Vario Press installed its second Fujifilm Acuity flatbed printer over the summer alongside a second Esko Kongsberg. And a month or so later, the Langley company took delivery of a second Sakurai LED UV press having already ordered in a Sakurai screen press earlier in the year. That was seen at the Print Show with a Baldwin LED UV unit delivering high impact spot varnish.
Despite representing litho, screen printing and inkjet technologies each overlaps the other says Vario managing director Dave Clarke. “We haven’t looked back,” he says. “We are able to print on all sorts of materials, aluminium for example as well as boards and films. Print is a service industry and if we are asked for a printed item we will produce it.”
If the company receives an order for a limited number of window film stickers, it will print these on either of the Acuity presses; if the number required is greater, it can print on the LED UV litho presses because these can print on plastics without distortion. “If we need to print white first, we can do this on the screen press,” Clarke adds. “All the technologies we have overlap.”
Likewise the company can create a high build spot varnish on its Indigos, but can do the same thing on the new screen press. It may not be quite the same level as is possible on a Scodix, he admits, but says that customers are looking for the impact that something a little different can achieve. The company is trialling different screens and consumables to find out which combination works best for each application.

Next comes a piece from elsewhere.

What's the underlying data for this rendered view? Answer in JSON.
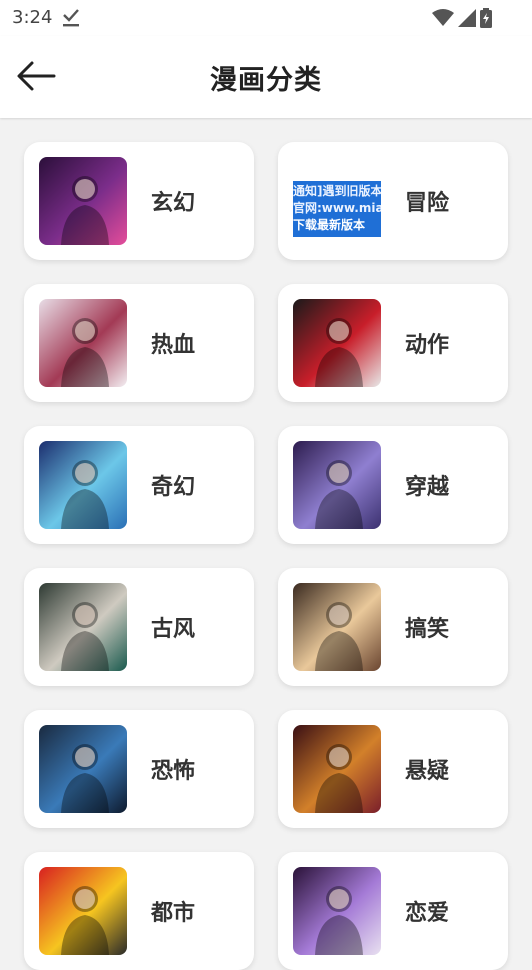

“We like to be experimental,” Clarke continues. “We can’t just sit back and be a bash-it-out printer. We like working with lots of different materials. One merchant we deal with supplies almost only coated papers, but Antalis is prepared to work with us on coming up with interesting substrates.”
It works for the business, creating a reputation that Vario is a business that will find a way and that reputation generates the work. In turn that is returned to the business through investment. The latest has been the acquisition of a smaller printer, taking on its sales and staff. “They were only a printer,” says Clarke, “no large format, no screen printing, just litho printing and in recent years their turnover was going down.”
The message is clear in Vario’s experience. Investment in large format flatbed printing has paid off and continues to pay off for the business.
Despite representing litho, screen printing and inkjet technologies, each overlaps the other according to Vario Press managing director Dave Clarke, (right). “We haven’t looked back,” he says. A second Sakurai LED UV press has been installed.